Power of Congress Over Legislative Courts.

In creating leg- islative courts, Congress is not limited by the restrictions imposed in Article III concerning tenure during good behavior and the prohibition against diminution of salaries. Congress may limit tenure to a term of years, as it has done in acts creating territorial courts and the Tax Court; it may subject the judges of legislative courts to removal by the President;58 and it may reduce their salaries during their terms.59 Similarly, it follows that Congress can vest in legislative courts nonjudicial functions of a legislative or advisory nature and deprive their judgments of finality. Thus, in Gordon v. United States,60 there was no objection to the power of the Secretary of the Treasury and Congress to revise or suspend the early judgments of the Court of Claims. Likewise, in United States v. Ferreira,61 the Court sustained the act conferring powers on the Florida territorial court to examine claims rising under the Spanish treaty and to report its decisions and the evidence on which they were based to the Secretary of the Treasury for subsequent action. “A power of this description,” the Court said, “may constitutionally be conferred on a Secretary as well as on a commissioner. But [it] is not judicial in either case, in the sense in which judicial power is granted by the Constitution to the courts of the United States.”62


McAllister v. United States, 141 U.S. 174 (1891). [Back to text]
United States v. Fisher, 109 U.S. 143 (1883); Williams v. United States, 289 U.S. 553 (1933). [Back to text]
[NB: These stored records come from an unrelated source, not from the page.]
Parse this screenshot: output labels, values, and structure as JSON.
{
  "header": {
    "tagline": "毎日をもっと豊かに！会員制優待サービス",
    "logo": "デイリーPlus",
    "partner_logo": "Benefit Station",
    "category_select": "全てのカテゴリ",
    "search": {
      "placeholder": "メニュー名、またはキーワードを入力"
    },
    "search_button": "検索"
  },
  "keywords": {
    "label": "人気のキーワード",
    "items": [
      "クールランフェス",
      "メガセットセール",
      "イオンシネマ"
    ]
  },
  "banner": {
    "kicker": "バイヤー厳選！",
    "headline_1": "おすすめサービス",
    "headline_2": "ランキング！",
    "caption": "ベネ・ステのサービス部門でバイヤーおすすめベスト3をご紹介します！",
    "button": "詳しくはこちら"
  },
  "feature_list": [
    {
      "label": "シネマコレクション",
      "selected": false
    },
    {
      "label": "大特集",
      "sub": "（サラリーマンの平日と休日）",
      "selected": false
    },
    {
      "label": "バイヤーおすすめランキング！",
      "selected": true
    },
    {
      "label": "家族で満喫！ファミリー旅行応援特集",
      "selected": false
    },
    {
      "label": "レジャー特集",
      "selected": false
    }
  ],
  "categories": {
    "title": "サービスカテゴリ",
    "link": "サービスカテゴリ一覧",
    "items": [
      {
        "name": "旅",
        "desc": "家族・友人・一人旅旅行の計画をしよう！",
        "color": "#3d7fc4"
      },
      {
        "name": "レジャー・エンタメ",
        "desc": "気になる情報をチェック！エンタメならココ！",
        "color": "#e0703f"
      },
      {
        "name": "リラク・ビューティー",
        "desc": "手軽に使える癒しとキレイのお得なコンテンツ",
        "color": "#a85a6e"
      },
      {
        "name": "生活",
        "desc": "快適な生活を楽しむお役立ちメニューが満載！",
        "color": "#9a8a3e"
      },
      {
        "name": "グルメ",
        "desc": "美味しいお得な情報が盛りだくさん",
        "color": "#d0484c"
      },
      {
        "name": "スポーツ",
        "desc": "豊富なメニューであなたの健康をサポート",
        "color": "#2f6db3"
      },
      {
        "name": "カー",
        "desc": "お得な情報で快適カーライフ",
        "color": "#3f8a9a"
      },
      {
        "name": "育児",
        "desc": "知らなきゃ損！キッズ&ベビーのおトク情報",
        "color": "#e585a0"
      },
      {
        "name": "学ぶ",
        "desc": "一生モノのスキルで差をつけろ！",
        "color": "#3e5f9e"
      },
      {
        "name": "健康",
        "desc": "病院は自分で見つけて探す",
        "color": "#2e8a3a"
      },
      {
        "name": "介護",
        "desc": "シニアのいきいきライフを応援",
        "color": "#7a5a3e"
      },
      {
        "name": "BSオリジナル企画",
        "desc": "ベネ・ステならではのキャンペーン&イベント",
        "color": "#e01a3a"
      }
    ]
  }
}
69 U.S. (2 Wall.) 561 (1864). [Back to text]
54 U.S. (13 How.) 40 (1852). [Back to text]
54 U.S. at 48. [Back to text]